Every line from the one containing "Parse this screenshot: output" to the end of the records below, written out word for word, is the whole answer.
#### INFORMATION
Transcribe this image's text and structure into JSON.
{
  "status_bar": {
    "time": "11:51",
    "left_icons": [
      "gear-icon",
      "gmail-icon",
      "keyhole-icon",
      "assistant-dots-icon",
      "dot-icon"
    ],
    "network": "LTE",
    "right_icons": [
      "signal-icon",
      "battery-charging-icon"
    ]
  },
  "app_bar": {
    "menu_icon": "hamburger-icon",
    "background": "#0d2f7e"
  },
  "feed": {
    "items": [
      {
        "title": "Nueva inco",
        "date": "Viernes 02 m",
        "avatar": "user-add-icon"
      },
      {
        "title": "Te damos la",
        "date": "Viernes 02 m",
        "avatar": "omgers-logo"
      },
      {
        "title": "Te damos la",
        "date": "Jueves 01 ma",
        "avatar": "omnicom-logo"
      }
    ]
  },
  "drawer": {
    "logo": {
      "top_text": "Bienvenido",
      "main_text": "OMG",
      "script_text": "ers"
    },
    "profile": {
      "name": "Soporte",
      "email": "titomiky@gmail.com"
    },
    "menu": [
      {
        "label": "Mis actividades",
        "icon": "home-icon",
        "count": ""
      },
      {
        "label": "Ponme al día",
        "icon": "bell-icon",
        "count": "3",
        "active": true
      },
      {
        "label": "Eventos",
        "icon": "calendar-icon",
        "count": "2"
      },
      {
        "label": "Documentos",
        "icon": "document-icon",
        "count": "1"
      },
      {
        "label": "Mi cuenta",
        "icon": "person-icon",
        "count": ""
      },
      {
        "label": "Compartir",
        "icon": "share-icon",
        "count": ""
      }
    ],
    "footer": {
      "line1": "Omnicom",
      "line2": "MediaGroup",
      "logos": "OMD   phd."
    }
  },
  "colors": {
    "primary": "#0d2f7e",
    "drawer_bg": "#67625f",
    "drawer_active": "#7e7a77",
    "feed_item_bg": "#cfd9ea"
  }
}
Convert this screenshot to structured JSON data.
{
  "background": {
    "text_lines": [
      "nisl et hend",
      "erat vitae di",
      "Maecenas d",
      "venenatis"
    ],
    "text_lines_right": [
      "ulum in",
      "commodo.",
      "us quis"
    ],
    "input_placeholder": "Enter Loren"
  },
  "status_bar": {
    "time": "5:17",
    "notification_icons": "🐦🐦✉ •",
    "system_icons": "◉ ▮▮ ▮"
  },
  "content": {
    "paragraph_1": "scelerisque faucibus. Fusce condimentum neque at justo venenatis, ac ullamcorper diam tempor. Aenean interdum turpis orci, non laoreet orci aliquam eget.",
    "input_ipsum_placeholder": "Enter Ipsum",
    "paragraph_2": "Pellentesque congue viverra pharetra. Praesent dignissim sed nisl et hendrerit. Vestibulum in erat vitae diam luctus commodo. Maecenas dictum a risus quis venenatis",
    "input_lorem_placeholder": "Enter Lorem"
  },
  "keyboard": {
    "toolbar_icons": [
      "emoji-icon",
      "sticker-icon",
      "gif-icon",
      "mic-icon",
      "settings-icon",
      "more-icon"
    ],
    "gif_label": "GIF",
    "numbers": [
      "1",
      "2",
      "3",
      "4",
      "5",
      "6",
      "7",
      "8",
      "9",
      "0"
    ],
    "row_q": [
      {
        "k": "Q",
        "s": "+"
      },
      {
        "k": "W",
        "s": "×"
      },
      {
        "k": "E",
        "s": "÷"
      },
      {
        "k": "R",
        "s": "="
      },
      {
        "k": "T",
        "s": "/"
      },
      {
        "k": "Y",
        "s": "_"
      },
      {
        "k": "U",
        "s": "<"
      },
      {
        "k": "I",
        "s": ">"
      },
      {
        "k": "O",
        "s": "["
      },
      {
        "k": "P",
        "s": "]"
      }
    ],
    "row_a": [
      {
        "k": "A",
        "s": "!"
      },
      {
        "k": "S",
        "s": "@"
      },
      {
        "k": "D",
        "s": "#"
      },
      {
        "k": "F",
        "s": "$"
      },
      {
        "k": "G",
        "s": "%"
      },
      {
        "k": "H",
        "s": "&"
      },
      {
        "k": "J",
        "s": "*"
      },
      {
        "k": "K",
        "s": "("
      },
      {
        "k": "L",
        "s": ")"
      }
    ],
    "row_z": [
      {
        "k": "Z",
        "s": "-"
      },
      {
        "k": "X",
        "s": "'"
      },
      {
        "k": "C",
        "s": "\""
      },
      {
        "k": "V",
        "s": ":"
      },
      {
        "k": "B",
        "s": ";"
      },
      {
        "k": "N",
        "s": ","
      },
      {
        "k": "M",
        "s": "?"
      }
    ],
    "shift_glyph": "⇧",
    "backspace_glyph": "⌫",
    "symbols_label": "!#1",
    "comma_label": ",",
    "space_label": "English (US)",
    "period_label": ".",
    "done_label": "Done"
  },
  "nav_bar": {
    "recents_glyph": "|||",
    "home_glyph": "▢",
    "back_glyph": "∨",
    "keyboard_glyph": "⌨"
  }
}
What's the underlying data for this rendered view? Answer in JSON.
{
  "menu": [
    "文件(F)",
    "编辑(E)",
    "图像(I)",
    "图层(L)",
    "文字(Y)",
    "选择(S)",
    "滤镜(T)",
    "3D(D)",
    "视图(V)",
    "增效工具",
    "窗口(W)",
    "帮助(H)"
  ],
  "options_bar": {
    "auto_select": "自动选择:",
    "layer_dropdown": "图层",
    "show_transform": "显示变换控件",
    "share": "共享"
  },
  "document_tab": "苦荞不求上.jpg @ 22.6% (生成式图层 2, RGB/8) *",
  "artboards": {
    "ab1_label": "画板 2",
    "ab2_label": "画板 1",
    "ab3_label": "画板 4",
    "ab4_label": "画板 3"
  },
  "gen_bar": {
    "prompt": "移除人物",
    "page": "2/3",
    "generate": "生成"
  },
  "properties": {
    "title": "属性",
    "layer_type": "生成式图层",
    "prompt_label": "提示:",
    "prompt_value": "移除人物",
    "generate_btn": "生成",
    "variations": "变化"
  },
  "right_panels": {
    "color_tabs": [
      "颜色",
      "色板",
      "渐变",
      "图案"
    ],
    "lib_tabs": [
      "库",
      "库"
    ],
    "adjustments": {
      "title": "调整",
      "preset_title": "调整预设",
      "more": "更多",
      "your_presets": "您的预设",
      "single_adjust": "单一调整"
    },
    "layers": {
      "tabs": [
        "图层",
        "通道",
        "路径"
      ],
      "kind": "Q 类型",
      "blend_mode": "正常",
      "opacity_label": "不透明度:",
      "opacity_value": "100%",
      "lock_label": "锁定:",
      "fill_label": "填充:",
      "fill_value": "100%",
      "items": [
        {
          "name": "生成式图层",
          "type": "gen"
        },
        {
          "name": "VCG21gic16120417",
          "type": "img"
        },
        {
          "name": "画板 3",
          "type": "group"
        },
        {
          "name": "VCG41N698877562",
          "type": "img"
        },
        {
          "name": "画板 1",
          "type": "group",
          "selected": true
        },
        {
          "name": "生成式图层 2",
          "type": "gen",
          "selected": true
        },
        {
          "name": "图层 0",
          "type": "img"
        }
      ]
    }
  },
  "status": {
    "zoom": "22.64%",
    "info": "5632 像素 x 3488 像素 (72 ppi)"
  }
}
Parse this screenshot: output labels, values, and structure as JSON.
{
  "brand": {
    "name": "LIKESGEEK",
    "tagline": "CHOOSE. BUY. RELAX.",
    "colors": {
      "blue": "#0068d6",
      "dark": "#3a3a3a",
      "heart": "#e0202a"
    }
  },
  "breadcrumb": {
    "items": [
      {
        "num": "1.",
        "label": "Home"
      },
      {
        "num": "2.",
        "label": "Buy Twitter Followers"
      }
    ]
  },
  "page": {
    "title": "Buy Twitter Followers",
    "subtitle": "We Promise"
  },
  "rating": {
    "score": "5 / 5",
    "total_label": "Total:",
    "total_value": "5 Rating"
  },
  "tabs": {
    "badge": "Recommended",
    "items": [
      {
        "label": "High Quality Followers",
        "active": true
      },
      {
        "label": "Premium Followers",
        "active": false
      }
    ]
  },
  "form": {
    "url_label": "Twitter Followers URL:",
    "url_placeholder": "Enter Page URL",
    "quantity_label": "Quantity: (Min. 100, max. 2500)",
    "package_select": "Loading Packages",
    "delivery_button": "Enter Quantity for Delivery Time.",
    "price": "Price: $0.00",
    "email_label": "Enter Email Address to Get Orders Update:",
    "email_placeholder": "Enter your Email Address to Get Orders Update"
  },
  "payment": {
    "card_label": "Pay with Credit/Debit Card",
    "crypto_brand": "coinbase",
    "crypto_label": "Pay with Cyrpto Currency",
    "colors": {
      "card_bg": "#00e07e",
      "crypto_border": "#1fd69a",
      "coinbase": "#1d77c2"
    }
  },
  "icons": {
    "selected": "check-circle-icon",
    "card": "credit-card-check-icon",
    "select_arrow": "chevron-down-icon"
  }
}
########
SOLVED EXERCISE.
Parse this screenshot: output labels, values, and structure as JSON.
{
  "brand": {
    "name": "LIKESGEEK",
    "tagline": "CHOOSE. BUY. RELAX.",
    "colors": {
      "blue": "#0068d6",
      "dark": "#3a3a3a",
      "heart": "#e0202a"
    }
  },
  "breadcrumb": {
    "items": [
      {
        "num": "1.",
        "label": "Home"
      },
      {
        "num": "2.",
        "label": "Buy Twitter Followers"
      }
    ]
  },
  "page": {
    "title": "Buy Twitter Followers",
    "subtitle": "We Promise"
  },
  "rating": {
    "score": "5 / 5",
    "total_label": "Total:",
    "total_value": "5 Rating"
  },
  "tabs": {
    "badge": "Recommended",
    "items": [
      {
        "label": "High Quality Followers",
        "active": true
      },
      {
        "label": "Premium Followers",
        "active": false
      }
    ]
  },
  "form": {
    "url_label": "Twitter Followers URL:",
    "url_placeholder": "Enter Page URL",
    "quantity_label": "Quantity: (Min. 100, max. 2500)",
    "package_select": "Loading Packages",
    "delivery_button": "Enter Quantity for Delivery Time.",
    "price": "Price: $0.00",
    "email_label": "Enter Email Address to Get Orders Update:",
    "email_placeholder": "Enter your Email Address to Get Orders Update"
  },
  "payment": {
    "card_label": "Pay with Credit/Debit Card",
    "crypto_brand": "coinbase",
    "crypto_label": "Pay with Cyrpto Currency",
    "colors": {
      "card_bg": "#00e07e",
      "crypto_border": "#1fd69a",
      "coinbase": "#1d77c2"
    }
  },
  "icons": {
    "selected": "check-circle-icon",
    "card": "credit-card-check-icon",
    "select_arrow": "chevron-down-icon"
  }
}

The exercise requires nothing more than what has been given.